…they seldom apologize. I offer you an exception.
I enjoy the Lucas Davenport novels of John Sandford, and his parallel Virgil Flowers series. There’s some appropriate humor; Sandford has a way with words that I appreciate; and in his latest “Prey” novel, he apologizes for past mistakes in an after-note.
After apologizing for referring to a .40 caliber pistol as 40mm in Golden Prey, he offers this explanation. “How do these mistakes happen? It’s not usually ignorance. They arise out of all kinds of things…haste, changes in story, weariness, boredom, juggling too many nouns at once. In another Prey novel, I had a man click off the safety on his Glock 9mm pistol, stolen from a Minneapolis detective, before he entered a house. The 9mm was fine, except Glocks don’t have safeties.”
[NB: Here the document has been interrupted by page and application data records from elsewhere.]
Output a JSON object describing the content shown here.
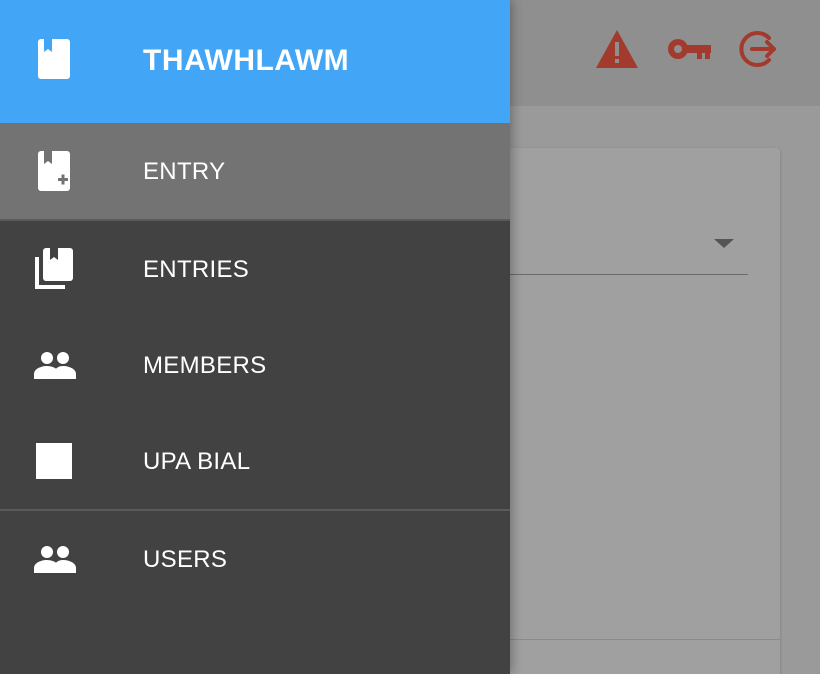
{
  "drawer": {
    "header": {
      "title": "THAWHLAWM",
      "icon": "book-icon"
    },
    "items": [
      {
        "label": "ENTRY",
        "icon": "book-add-icon",
        "active": true
      },
      {
        "label": "ENTRIES",
        "icon": "library-books-icon",
        "active": false
      },
      {
        "label": "MEMBERS",
        "icon": "people-icon",
        "active": false
      },
      {
        "label": "UPA BIAL",
        "icon": "square-icon",
        "active": false
      },
      {
        "label": "USERS",
        "icon": "people-icon",
        "active": false
      }
    ]
  },
  "app_bar": {
    "actions": [
      {
        "icon": "warning-icon"
      },
      {
        "icon": "key-icon"
      },
      {
        "icon": "logout-icon"
      }
    ]
  },
  "colors": {
    "header_bg": "#42a5f5",
    "drawer_bg": "#424242",
    "active_item_bg": "#737373",
    "action_icon": "#a33a2e"
  }
}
Sandford continues, “I’d originally written that the man had been carrying a Beretta, which do have safeties. Then, I made the mistake of talking to a Minneapolis detective who told me there’d been a change of policy, and they were no longer allowed to have personal carry pistols. They were required to use issue pistols, which were all Glocks. So, trying to be accurate, I changed ‘Beretta’ to ‘Glock’ – this was after the novel was essentially finished – and forgot that several lines above that, he’d clicked off the safety…The thing is, I know about guns and have been shooting since I was in elementary school. I know the difference between millimeters and calibers. I know Glocks don’t have safeties.”
Kudos to Sandford. When I was a kid, I devoured the “87th Precinct” police procedural novels of the Evan Hunter, who wrote them under the pen name Ed McBain. The author, unfortunately, didn’t know crap about guns. In one novel he had his young detective character Bert Kling release the safety on his .38 Colt Detective Special, which of course didn’t have a safety. When called on it by gun-savvy readers, he didn’t cop to it: instead Hunter/McBain apparently picked up a copy of Gun Digest or something, found the one revolver in it which did have a safety (the S&W Centennial, which in its early iteration had a grip safety) and armed Kling with that in future novels. The sort of arrogance I’d expect from the late Evan Hunter after he came out of the closet as a rabid gun-hater, and I stopped reading his stuff…